Carlos Varela: There are rumors that a couple of Swiss clubs want to bring him back home, and he's 34 (not an appealing age for a winger). On the other hand, Varela showed some quality in limited minutes and has experience that will be hard to find elsewhere on the league's collective unprotected lists. Making him our 12th protected player would depend on what other teams have left out there, as well as whether he wants to come back here or if he's going back to the Swiss league.
Devon McTavish: McTavish is a solid role player and is by all accounts a great guy in the locker room and the community. He's also versatile, and seemed like a player Soehn had a lot of trust in. The main reasons I took Burch instead were a) left back is a harder position to fill than right back or right midfield and b) I don't think Spencer will be interested, meaning that there's less of a chance he gets picked. If I had to bet on who we'd protect first
when if we lose someone, I'd put a few bucks on that player being McTavish.

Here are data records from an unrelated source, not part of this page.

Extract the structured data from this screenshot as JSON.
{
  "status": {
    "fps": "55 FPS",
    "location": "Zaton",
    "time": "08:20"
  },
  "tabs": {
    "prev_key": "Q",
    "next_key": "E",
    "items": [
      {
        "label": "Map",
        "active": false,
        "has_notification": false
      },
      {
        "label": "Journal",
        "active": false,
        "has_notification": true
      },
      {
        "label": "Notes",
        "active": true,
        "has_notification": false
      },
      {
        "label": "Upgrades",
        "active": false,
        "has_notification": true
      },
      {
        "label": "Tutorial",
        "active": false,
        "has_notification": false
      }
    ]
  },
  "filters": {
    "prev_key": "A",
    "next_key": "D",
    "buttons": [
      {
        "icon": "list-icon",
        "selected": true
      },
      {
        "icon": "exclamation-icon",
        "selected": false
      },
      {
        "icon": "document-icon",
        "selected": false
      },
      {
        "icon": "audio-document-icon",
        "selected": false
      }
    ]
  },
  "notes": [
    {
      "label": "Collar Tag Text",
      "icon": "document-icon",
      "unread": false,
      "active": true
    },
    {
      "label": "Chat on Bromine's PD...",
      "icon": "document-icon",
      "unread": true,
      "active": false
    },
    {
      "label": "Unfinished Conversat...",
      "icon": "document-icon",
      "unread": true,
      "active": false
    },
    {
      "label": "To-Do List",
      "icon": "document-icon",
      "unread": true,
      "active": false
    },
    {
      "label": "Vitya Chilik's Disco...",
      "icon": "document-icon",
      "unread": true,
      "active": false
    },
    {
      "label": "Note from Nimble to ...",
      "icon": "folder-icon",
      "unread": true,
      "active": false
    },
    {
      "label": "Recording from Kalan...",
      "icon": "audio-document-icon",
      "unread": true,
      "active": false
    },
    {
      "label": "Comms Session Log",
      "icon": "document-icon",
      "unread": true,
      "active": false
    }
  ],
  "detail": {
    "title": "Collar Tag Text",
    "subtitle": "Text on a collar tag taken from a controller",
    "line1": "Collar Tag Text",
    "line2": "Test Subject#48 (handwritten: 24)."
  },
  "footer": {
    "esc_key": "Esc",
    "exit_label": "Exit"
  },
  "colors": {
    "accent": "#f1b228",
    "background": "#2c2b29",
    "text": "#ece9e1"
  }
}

Stephen King: I came very close to protecting King, but ultimately he's not going to start over Boskovic or Simms, and Kevin Payne already said he wants to add another central midfielder as well. A confident King would be a good player to have around, especially with Boskovic likely to continue receiving calls from Montenegro as they attempt to quality for Euro 2012. However, if we've already got two people ahead of him, a hypothetical third on the way, and a quality reserve like Brandon Barklage on the comeback from injury, I can't see protecting him over Hernandez or Burch. However, I also think King is the player we are most likely to lose first if my list ends up being exactly right (which probably won't be the case).
With respect to the remaining players on the roster, there is little danger of them being picked. Pena is going to retire, Kurt Morsink struggled all year long with turnovers, Barklage is returning from his second serious knee injury in two pro seasons, and the trio of Barry Rice, Jordan Graye, and Junior are all long-term projects that are almost certainly going to be fixtures in our reserve lineups next year. Adam Cristman is an adequate reserve forward, but I strongly doubt he'll be taken considering the other players available and the fact that Portland already has a big target man in youngster Bright Dike.
I'm interested to know how everyone else out there thinks DCU should handle this. There are certainly plenty of options for those last spots, and on another day or even at another time tonight I might have chosen differently. Post your lists in the comments and we'll have ourselves a debate.